* Source records:
——————————

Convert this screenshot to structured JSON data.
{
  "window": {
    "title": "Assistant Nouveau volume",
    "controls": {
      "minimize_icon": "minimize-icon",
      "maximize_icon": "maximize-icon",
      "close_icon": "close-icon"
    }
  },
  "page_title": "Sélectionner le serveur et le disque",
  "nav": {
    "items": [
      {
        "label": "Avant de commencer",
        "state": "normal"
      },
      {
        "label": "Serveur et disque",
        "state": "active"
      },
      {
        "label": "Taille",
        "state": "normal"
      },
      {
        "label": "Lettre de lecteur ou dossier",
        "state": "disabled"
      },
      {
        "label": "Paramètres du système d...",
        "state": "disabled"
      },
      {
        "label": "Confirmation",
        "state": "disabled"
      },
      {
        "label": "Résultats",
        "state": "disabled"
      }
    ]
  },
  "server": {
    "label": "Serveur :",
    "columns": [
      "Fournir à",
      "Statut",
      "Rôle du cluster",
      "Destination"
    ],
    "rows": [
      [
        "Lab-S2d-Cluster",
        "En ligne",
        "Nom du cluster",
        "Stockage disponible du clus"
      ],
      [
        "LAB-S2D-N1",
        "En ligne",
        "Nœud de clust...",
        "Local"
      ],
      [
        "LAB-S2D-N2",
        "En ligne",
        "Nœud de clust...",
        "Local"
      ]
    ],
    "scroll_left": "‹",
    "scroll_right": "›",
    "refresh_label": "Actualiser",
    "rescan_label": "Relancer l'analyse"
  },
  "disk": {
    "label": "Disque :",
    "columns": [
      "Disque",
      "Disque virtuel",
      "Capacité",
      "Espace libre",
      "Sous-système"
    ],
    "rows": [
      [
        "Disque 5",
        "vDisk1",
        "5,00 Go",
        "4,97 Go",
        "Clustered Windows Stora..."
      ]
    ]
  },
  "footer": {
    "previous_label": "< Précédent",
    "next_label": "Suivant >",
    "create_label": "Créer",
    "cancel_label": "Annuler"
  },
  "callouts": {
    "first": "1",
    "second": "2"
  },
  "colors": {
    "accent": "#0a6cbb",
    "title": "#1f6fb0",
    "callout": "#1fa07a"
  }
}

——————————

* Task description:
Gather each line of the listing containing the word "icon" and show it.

* Result:
      "minimize_icon": "minimize-icon",
      "maximize_icon": "maximize-icon",
      "close_icon": "close-icon"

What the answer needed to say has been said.